[Dataset rows for apps and sites]
/---
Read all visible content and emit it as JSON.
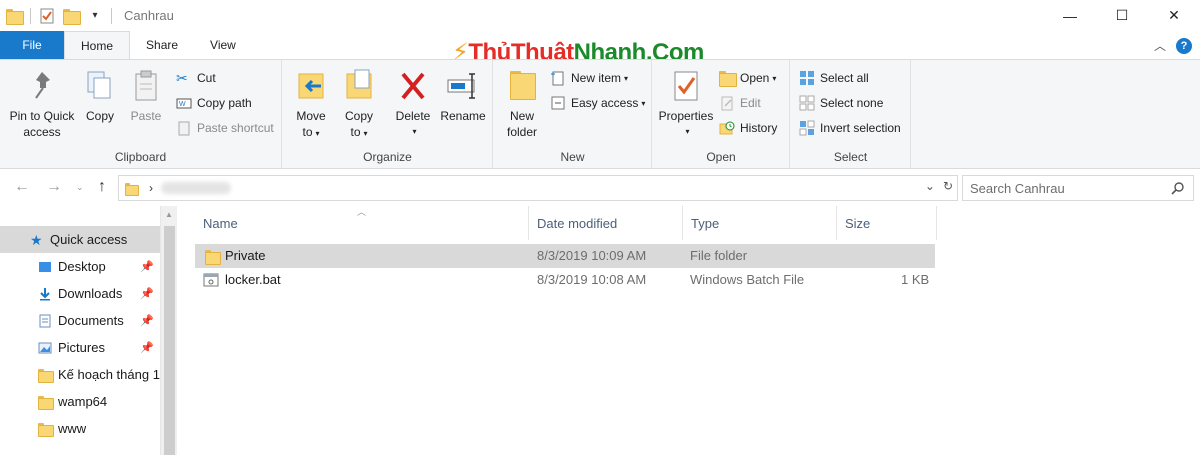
{
  "window": {
    "title": "Canhrau"
  },
  "quick_access_toolbar": {
    "icons": [
      "folder-icon",
      "properties-checkmark-icon",
      "new-folder-icon",
      "customize-dropdown-icon"
    ]
  },
  "window_controls": {
    "minimize": "—",
    "maximize": "☐",
    "close": "✕"
  },
  "ribbon_tabs": [
    {
      "label": "File"
    },
    {
      "label": "Home"
    },
    {
      "label": "Share"
    },
    {
      "label": "View"
    }
  ],
  "watermark": {
    "part1": "ThủThuật",
    "part2": "Nhanh.Com"
  },
  "ribbon": {
    "clipboard": {
      "label": "Clipboard",
      "pin_label_1": "Pin to Quick",
      "pin_label_2": "access",
      "copy": "Copy",
      "paste": "Paste",
      "cut": "Cut",
      "copy_path": "Copy path",
      "paste_shortcut": "Paste shortcut"
    },
    "organize": {
      "label": "Organize",
      "move_to_1": "Move",
      "move_to_2": "to",
      "copy_to_1": "Copy",
      "copy_to_2": "to",
      "delete": "Delete",
      "rename": "Rename"
    },
    "new": {
      "label": "New",
      "new_folder_1": "New",
      "new_folder_2": "folder",
      "new_item": "New item",
      "easy_access": "Easy access"
    },
    "open": {
      "label": "Open",
      "properties": "Properties",
      "open": "Open",
      "edit": "Edit",
      "history": "History"
    },
    "select": {
      "label": "Select",
      "select_all": "Select all",
      "select_none": "Select none",
      "invert_selection": "Invert selection"
    }
  },
  "search": {
    "placeholder": "Search Canhrau"
  },
  "nav_pane": {
    "items": [
      {
        "label": "Quick access",
        "pinned": false
      },
      {
        "label": "Desktop",
        "pinned": true
      },
      {
        "label": "Downloads",
        "pinned": true
      },
      {
        "label": "Documents",
        "pinned": true
      },
      {
        "label": "Pictures",
        "pinned": true
      },
      {
        "label": "Kế hoạch tháng 1",
        "pinned": false
      },
      {
        "label": "wamp64",
        "pinned": false
      },
      {
        "label": "www",
        "pinned": false
      }
    ]
  },
  "file_list": {
    "columns": [
      "Name",
      "Date modified",
      "Type",
      "Size"
    ],
    "rows": [
      {
        "name": "Private",
        "date": "8/3/2019 10:09 AM",
        "type": "File folder",
        "size": "",
        "selected": true
      },
      {
        "name": "locker.bat",
        "date": "8/3/2019 10:08 AM",
        "type": "Windows Batch File",
        "size": "1 KB",
        "selected": false
      }
    ]
  },
  "colors": {
    "file_tab": "#1979ca",
    "selection": "#d9d9d9",
    "column_header_text": "#4c607a"
  }
}
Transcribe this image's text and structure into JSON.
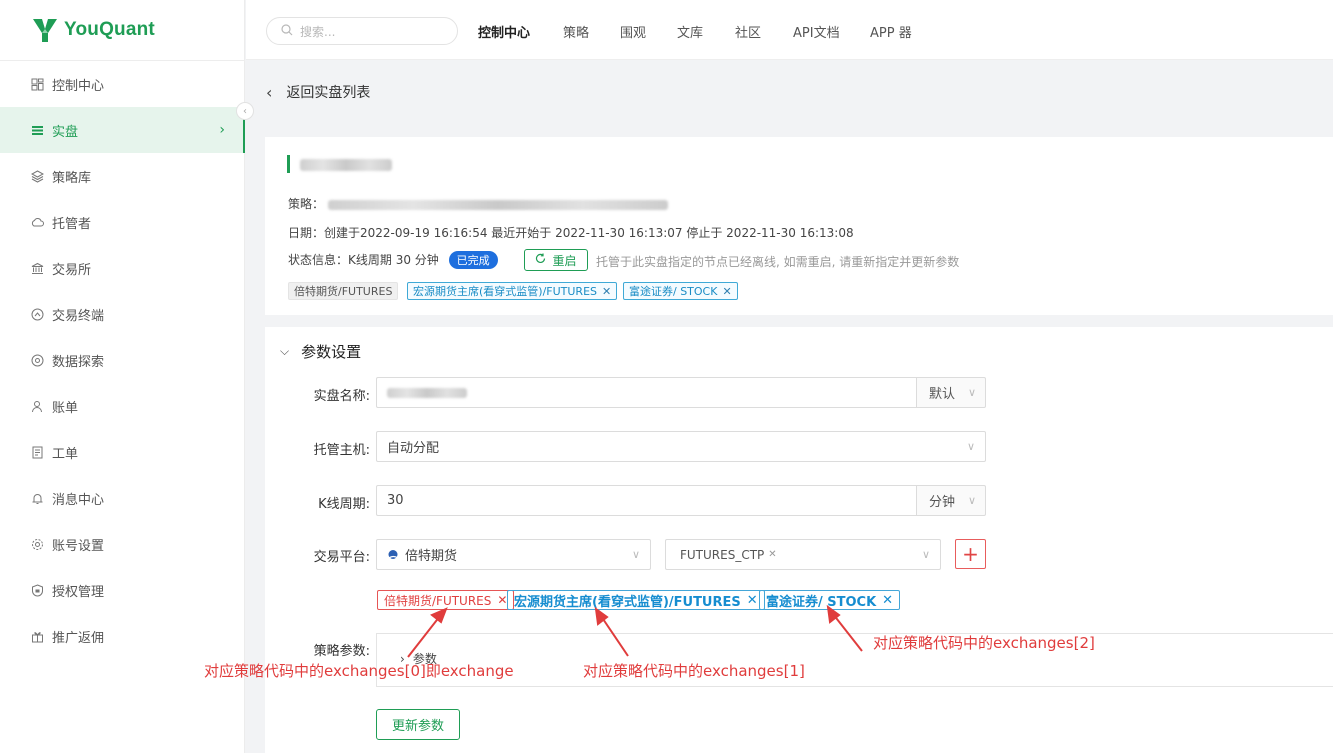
{
  "brand": {
    "name": "YouQuant",
    "color": "#1f9d55"
  },
  "sidebar": {
    "items": [
      {
        "label": "控制中心",
        "icon": "dashboard-icon"
      },
      {
        "label": "实盘",
        "icon": "live-trading-icon",
        "active": true
      },
      {
        "label": "策略库",
        "icon": "strategy-library-icon"
      },
      {
        "label": "托管者",
        "icon": "cloud-icon"
      },
      {
        "label": "交易所",
        "icon": "bank-icon"
      },
      {
        "label": "交易终端",
        "icon": "terminal-icon"
      },
      {
        "label": "数据探索",
        "icon": "compass-icon"
      },
      {
        "label": "账单",
        "icon": "user-icon"
      },
      {
        "label": "工单",
        "icon": "ticket-icon"
      },
      {
        "label": "消息中心",
        "icon": "bell-icon"
      },
      {
        "label": "账号设置",
        "icon": "gear-icon"
      },
      {
        "label": "授权管理",
        "icon": "shield-icon"
      },
      {
        "label": "推广返佣",
        "icon": "gift-icon"
      }
    ]
  },
  "topbar": {
    "search_placeholder": "搜索...",
    "nav": [
      "控制中心",
      "策略",
      "围观",
      "文库",
      "社区",
      "API文档",
      "APP 器"
    ]
  },
  "back_label": "返回实盘列表",
  "detail": {
    "strategy_label": "策略：",
    "date_label": "日期：",
    "date_text": "创建于2022-09-19 16:16:54 最近开始于 2022-11-30 16:13:07 停止于 2022-11-30 16:13:08",
    "status_label": "状态信息：",
    "status_text": "K线周期 30 分钟",
    "status_badge": "已完成",
    "restart_label": "重启",
    "hint": "托管于此实盘指定的节点已经离线, 如需重启, 请重新指定并更新参数",
    "tags": [
      {
        "label": "倍特期货/FUTURES",
        "style": "gray"
      },
      {
        "label": "宏源期货主席(看穿式监管)/FUTURES",
        "style": "cyan"
      },
      {
        "label": "富途证券/ STOCK",
        "style": "cyan"
      }
    ]
  },
  "params": {
    "section_title": "参数设置",
    "name_label": "实盘名称:",
    "name_addon": "默认",
    "host_label": "托管主机:",
    "host_value": "自动分配",
    "period_label": "K线周期:",
    "period_value": "30",
    "period_unit": "分钟",
    "platform_label": "交易平台:",
    "platform_value": "倍特期货",
    "platform_type": "FUTURES_CTP",
    "chips": [
      {
        "label": "倍特期货/FUTURES",
        "style": "red"
      },
      {
        "label": "宏源期货主席(看穿式监管)/FUTURES",
        "style": "blue"
      },
      {
        "label": "富途证券/ STOCK",
        "style": "blue"
      }
    ],
    "strategy_params_label": "策略参数:",
    "strategy_params_toggle": "参数",
    "update_button": "更新参数"
  },
  "annotations": [
    "对应策略代码中的exchanges[0]即exchange",
    "对应策略代码中的exchanges[1]",
    "对应策略代码中的exchanges[2]"
  ],
  "colors": {
    "accent": "#1f9d55",
    "annotation": "#e03c3c",
    "tag_blue": "#168dd0",
    "badge_blue": "#1e6fde"
  }
}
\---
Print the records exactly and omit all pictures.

**Answer to the problem**:
Read all visible content and emit it as JSON.
{
  "window": {
    "title": "Canhrau"
  },
  "quick_access_toolbar": {
    "icons": [
      "folder-icon",
      "properties-checkmark-icon",
      "new-folder-icon",
      "customize-dropdown-icon"
    ]
  },
  "window_controls": {
    "minimize": "—",
    "maximize": "☐",
    "close": "✕"
  },
  "ribbon_tabs": [
    {
      "label": "File"
    },
    {
      "label": "Home"
    },
    {
      "label": "Share"
    },
    {
      "label": "View"
    }
  ],
  "watermark": {
    "part1": "ThủThuật",
    "part2": "Nhanh.Com"
  },
  "ribbon": {
    "clipboard": {
      "label": "Clipboard",
      "pin_label_1": "Pin to Quick",
      "pin_label_2": "access",
      "copy": "Copy",
      "paste": "Paste",
      "cut": "Cut",
      "copy_path": "Copy path",
      "paste_shortcut": "Paste shortcut"
    },
    "organize": {
      "label": "Organize",
      "move_to_1": "Move",
      "move_to_2": "to",
      "copy_to_1": "Copy",
      "copy_to_2": "to",
      "delete": "Delete",
      "rename": "Rename"
    },
    "new": {
      "label": "New",
      "new_folder_1": "New",
      "new_folder_2": "folder",
      "new_item": "New item",
      "easy_access": "Easy access"
    },
    "open": {
      "label": "Open",
      "properties": "Properties",
      "open": "Open",
      "edit": "Edit",
      "history": "History"
    },
    "select": {
      "label": "Select",
      "select_all": "Select all",
      "select_none": "Select none",
      "invert_selection": "Invert selection"
    }
  },
  "search": {
    "placeholder": "Search Canhrau"
  },
  "nav_pane": {
    "items": [
      {
        "label": "Quick access",
        "pinned": false
      },
      {
        "label": "Desktop",
        "pinned": true
      },
      {
        "label": "Downloads",
        "pinned": true
      },
      {
        "label": "Documents",
        "pinned": true
      },
      {
        "label": "Pictures",
        "pinned": true
      },
      {
        "label": "Kế hoạch tháng 1",
        "pinned": false
      },
      {
        "label": "wamp64",
        "pinned": false
      },
      {
        "label": "www",
        "pinned": false
      }
    ]
  },
  "file_list": {
    "columns": [
      "Name",
      "Date modified",
      "Type",
      "Size"
    ],
    "rows": [
      {
        "name": "Private",
        "date": "8/3/2019 10:09 AM",
        "type": "File folder",
        "size": "",
        "selected": true
      },
      {
        "name": "locker.bat",
        "date": "8/3/2019 10:08 AM",
        "type": "Windows Batch File",
        "size": "1 KB",
        "selected": false
      }
    ]
  },
  "colors": {
    "file_tab": "#1979ca",
    "selection": "#d9d9d9",
    "column_header_text": "#4c607a"
  }
}
Transcribe this image's text and structure into JSON.
{
  "brand": {
    "name": "YouQuant",
    "color": "#1f9d55"
  },
  "sidebar": {
    "items": [
      {
        "label": "控制中心",
        "icon": "dashboard-icon"
      },
      {
        "label": "实盘",
        "icon": "live-trading-icon",
        "active": true
      },
      {
        "label": "策略库",
        "icon": "strategy-library-icon"
      },
      {
        "label": "托管者",
        "icon": "cloud-icon"
      },
      {
        "label": "交易所",
        "icon": "bank-icon"
      },
      {
        "label": "交易终端",
        "icon": "terminal-icon"
      },
      {
        "label": "数据探索",
        "icon": "compass-icon"
      },
      {
        "label": "账单",
        "icon": "user-icon"
      },
      {
        "label": "工单",
        "icon": "ticket-icon"
      },
      {
        "label": "消息中心",
        "icon": "bell-icon"
      },
      {
        "label": "账号设置",
        "icon": "gear-icon"
      },
      {
        "label": "授权管理",
        "icon": "shield-icon"
      },
      {
        "label": "推广返佣",
        "icon": "gift-icon"
      }
    ]
  },
  "topbar": {
    "search_placeholder": "搜索...",
    "nav": [
      "控制中心",
      "策略",
      "围观",
      "文库",
      "社区",
      "API文档",
      "APP 器"
    ]
  },
  "back_label": "返回实盘列表",
  "detail": {
    "strategy_label": "策略：",
    "date_label": "日期：",
    "date_text": "创建于2022-09-19 16:16:54 最近开始于 2022-11-30 16:13:07 停止于 2022-11-30 16:13:08",
    "status_label": "状态信息：",
    "status_text": "K线周期 30 分钟",
    "status_badge": "已完成",
    "restart_label": "重启",
    "hint": "托管于此实盘指定的节点已经离线, 如需重启, 请重新指定并更新参数",
    "tags": [
      {
        "label": "倍特期货/FUTURES",
        "style": "gray"
      },
      {
        "label": "宏源期货主席(看穿式监管)/FUTURES",
        "style": "cyan"
      },
      {
        "label": "富途证券/ STOCK",
        "style": "cyan"
      }
    ]
  },
  "params": {
    "section_title": "参数设置",
    "name_label": "实盘名称:",
    "name_addon": "默认",
    "host_label": "托管主机:",
    "host_value": "自动分配",
    "period_label": "K线周期:",
    "period_value": "30",
    "period_unit": "分钟",
    "platform_label": "交易平台:",
    "platform_value": "倍特期货",
    "platform_type": "FUTURES_CTP",
    "chips": [
      {
        "label": "倍特期货/FUTURES",
        "style": "red"
      },
      {
        "label": "宏源期货主席(看穿式监管)/FUTURES",
        "style": "blue"
      },
      {
        "label": "富途证券/ STOCK",
        "style": "blue"
      }
    ],
    "strategy_params_label": "策略参数:",
    "strategy_params_toggle": "参数",
    "update_button": "更新参数"
  },
  "annotations": [
    "对应策略代码中的exchanges[0]即exchange",
    "对应策略代码中的exchanges[1]",
    "对应策略代码中的exchanges[2]"
  ],
  "colors": {
    "accent": "#1f9d55",
    "annotation": "#e03c3c",
    "tag_blue": "#168dd0",
    "badge_blue": "#1e6fde"
  }
}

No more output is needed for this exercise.